In today’s technology-driven world, online marketing is the foremost method for promoting your company’s brand. Any small business can use the web to build brand familiarity by depicting a logo, maintaining a consistent image, and sharing a clear message across all online marketing channels.
The core component of your small business image is its logo. The first and most obvious placement for this image is on your website. What comes after that?
As you travel the information superhighway, there are countless opportunities for displaying your logo — that key symbol that identifies your brand. And the more you display that image, the more familiar and recognizable it will become to your associates, competitors, and customers.
Put it in your email signature, use it in all your social media profiles, upload it to your directory listings, and make sure it is prominently displayed in all your marketing and advertising collateral (online and off).
Social Media Outreach
Sites like Facebook, Twitter, LinkedIn, and YouTube provide ample opportunities for logo display and other online marketing efforts. Some social media experts make a living using these platforms to promote businesses on the web.
Many small business owners and independent professionals sign up for social media networks but forget to brand them or keep them updated. Embed your brand into your custom Twitter header. Use your logo as the Facebook profile picture on your business page. Make sure you’ve included a link to your website on your LinkedIn profile.
As you engage with social media, always be conscious of how you’re representing your business brand in all of your communications. If you want your business’s tone to be upbeat and positive, refrain from complaining, ranting, or posting bad reviews. If you want to project a sophisticated, cutting-edge image, keep your focus on current trends and developing technologies.
Build Your Brand on Blogs
There are a few ways to build your brand on blogs. First, launch your own blog and incorporate your company image and tone in posts, images, footers, and email subscriptions. Next, use your image when you visit other blogs. You can do this easily by using Gravatar, which automatically inserts your image beside comments you leave on other blogs. Set your Gravatar image as your brand, and it will display next to your comment on most blogs. Finally, engage in guest posting on other blogs, making sure you include a link back to your website (or a key online marketing page that you want people to visit).
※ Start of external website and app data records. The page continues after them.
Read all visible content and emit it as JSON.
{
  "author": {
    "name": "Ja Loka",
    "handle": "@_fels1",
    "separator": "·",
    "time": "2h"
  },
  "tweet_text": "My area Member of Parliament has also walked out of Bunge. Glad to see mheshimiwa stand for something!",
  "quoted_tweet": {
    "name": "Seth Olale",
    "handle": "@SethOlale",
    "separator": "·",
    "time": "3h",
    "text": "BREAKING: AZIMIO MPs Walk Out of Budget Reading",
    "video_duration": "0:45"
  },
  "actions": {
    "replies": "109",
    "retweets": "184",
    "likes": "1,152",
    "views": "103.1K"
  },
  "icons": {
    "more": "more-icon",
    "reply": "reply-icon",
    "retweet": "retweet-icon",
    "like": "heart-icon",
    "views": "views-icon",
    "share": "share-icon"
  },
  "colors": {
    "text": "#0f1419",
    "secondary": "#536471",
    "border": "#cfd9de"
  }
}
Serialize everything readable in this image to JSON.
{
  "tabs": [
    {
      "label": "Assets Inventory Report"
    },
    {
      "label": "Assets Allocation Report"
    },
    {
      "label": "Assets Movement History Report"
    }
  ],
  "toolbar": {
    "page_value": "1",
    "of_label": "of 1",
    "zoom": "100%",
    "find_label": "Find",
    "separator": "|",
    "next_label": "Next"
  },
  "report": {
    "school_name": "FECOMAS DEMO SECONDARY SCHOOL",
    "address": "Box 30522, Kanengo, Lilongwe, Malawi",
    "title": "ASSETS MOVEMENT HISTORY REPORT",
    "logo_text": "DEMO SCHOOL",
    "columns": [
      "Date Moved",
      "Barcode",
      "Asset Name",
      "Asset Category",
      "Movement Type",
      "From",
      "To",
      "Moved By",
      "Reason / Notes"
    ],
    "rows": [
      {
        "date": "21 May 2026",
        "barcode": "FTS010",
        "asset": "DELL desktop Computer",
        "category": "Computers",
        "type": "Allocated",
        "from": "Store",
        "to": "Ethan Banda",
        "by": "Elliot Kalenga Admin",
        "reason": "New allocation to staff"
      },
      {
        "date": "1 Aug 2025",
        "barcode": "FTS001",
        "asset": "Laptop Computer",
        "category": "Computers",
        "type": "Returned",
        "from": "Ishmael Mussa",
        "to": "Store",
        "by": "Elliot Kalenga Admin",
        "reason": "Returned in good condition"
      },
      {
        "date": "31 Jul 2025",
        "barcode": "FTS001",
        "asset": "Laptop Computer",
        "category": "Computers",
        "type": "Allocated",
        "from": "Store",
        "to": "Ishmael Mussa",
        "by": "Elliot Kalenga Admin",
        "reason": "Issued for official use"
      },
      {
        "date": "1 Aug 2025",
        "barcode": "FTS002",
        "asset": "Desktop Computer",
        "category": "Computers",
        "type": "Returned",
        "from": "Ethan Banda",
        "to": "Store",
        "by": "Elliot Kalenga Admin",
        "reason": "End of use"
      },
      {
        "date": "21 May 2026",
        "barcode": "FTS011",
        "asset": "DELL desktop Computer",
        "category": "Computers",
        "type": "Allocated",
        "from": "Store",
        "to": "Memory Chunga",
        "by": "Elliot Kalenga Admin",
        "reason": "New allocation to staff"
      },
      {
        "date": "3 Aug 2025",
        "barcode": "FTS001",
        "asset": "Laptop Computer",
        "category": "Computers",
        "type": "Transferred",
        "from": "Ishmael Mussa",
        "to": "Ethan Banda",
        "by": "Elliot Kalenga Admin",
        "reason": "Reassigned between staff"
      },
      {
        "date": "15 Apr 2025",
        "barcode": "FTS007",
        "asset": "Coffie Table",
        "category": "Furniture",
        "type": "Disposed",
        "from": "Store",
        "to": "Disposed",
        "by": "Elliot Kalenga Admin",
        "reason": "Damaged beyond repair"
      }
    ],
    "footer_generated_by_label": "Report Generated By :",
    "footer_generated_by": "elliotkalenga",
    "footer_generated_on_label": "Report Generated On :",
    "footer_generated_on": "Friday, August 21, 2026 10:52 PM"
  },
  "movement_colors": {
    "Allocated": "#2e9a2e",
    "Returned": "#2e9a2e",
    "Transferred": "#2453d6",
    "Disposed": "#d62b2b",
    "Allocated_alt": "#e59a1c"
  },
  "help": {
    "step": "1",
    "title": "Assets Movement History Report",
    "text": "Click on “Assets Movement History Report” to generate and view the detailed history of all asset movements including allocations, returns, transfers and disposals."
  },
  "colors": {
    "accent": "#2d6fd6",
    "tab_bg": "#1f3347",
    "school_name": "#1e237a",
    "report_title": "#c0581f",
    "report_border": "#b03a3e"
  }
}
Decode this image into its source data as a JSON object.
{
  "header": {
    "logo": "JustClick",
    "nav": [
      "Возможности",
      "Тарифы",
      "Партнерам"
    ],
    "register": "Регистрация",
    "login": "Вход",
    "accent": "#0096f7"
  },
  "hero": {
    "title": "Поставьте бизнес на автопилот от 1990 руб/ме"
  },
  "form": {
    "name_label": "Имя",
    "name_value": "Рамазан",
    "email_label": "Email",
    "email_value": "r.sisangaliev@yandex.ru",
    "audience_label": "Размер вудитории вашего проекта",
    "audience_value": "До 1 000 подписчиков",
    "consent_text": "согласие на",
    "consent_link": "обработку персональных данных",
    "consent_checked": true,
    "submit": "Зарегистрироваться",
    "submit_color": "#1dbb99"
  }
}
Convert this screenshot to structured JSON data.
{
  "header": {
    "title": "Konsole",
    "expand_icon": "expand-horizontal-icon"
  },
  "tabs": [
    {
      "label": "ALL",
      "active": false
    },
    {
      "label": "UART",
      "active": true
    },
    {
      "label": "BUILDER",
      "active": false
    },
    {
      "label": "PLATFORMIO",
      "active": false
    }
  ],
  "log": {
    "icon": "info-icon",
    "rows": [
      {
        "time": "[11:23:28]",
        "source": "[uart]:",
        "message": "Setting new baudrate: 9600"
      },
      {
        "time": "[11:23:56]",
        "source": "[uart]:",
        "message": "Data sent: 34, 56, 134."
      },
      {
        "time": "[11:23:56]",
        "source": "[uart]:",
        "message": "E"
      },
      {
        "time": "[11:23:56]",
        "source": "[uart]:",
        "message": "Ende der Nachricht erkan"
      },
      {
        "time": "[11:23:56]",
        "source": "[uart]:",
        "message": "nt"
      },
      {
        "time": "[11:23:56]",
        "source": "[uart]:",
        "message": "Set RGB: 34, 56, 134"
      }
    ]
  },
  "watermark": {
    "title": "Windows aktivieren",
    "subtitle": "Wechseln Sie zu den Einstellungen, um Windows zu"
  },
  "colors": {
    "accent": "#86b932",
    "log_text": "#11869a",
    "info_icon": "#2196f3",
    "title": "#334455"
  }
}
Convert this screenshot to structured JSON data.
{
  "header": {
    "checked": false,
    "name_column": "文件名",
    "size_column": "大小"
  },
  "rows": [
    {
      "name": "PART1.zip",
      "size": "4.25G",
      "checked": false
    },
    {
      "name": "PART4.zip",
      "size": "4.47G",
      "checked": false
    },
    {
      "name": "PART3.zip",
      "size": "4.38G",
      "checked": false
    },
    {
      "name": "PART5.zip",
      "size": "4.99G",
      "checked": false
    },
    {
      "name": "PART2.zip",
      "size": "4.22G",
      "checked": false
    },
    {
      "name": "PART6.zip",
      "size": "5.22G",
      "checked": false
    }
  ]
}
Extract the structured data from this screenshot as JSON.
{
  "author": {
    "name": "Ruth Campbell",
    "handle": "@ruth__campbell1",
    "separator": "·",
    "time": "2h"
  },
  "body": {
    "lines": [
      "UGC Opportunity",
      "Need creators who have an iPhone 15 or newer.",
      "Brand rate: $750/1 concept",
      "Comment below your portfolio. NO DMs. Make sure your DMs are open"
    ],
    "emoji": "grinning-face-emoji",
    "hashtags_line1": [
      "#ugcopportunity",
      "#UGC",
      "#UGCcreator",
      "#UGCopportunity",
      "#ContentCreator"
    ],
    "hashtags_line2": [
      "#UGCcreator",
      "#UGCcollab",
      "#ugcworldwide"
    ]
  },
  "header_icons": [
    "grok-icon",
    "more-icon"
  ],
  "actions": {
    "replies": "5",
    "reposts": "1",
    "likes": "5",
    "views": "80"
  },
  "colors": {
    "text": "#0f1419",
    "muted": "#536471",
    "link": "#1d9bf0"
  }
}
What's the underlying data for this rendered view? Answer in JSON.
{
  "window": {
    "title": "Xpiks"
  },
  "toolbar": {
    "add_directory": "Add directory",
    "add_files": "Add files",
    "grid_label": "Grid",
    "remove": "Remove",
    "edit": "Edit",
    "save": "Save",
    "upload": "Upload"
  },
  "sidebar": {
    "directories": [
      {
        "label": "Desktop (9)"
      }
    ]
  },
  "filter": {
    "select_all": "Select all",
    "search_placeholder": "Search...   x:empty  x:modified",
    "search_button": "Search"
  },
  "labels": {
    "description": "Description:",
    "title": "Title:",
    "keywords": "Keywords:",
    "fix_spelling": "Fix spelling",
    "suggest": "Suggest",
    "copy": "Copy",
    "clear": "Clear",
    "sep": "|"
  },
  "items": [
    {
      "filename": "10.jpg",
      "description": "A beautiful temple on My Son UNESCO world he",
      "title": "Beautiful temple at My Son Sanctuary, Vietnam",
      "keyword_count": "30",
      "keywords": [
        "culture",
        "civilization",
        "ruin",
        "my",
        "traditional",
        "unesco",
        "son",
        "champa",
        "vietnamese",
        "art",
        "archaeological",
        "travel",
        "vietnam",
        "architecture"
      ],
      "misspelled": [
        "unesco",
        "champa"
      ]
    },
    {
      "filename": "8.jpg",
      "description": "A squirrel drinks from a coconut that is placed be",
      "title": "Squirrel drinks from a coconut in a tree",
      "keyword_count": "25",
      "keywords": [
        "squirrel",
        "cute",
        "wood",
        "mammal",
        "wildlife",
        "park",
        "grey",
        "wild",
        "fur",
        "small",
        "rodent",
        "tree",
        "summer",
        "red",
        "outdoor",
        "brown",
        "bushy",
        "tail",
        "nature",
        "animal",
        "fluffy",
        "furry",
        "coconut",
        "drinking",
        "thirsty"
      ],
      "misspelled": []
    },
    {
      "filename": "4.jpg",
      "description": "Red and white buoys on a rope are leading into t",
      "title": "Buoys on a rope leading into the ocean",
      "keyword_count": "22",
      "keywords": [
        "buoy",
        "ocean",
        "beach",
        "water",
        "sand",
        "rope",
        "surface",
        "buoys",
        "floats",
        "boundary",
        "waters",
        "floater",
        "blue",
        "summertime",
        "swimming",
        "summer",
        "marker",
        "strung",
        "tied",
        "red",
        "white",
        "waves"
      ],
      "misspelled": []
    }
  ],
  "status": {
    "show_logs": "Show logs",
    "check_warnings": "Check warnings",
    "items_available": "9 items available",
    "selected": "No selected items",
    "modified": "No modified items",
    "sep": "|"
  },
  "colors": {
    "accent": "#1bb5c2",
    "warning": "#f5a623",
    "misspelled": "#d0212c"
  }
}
Complementary Traditional Marketing
Make sure your offline and online marketing efforts complement and reinforce each other. Many of the same rules apply across different mediums. An ad in a magazine or newspaper should include your logo. The attitude or voice of your radio and television commercials should convey the tone you want to establish. Whether you’re using billboards, fliers, signage, or postcards, all representations of your brand should be consistent.
Using Online Marketing for Brand Building
The key to building brand recognition through online marketing lies in identifying opportunities as they arise and then seizing them. Keep a copy of your logo handy and use it in situations where you are asked to upload and display images online. Always insert your company name, tagline (or slogan), and website address (URL) in signatures and profiles that you use around the internet.
Tip: Create a folder with all the information (don’t forget your elevator pitch and company bio) and store it on your desktop for easy access. Be prepared at all times, and keep copies in portable media (like a flash drive) or stored in your inbox, so you can access and use it anytime, from anywhere. That way, you’ll be able to propel your brand at a moment’s notice.
Start finding those opportunities now by looking for innovative places on the web where you can display your brand. Go through all your online profiles and cyber haunts, and make sure you’re promoting your business appropriately.
Melissa Donovan is a website consultant and copywriter. She is also the founder and editor of Writing Forward and the author of over seven books.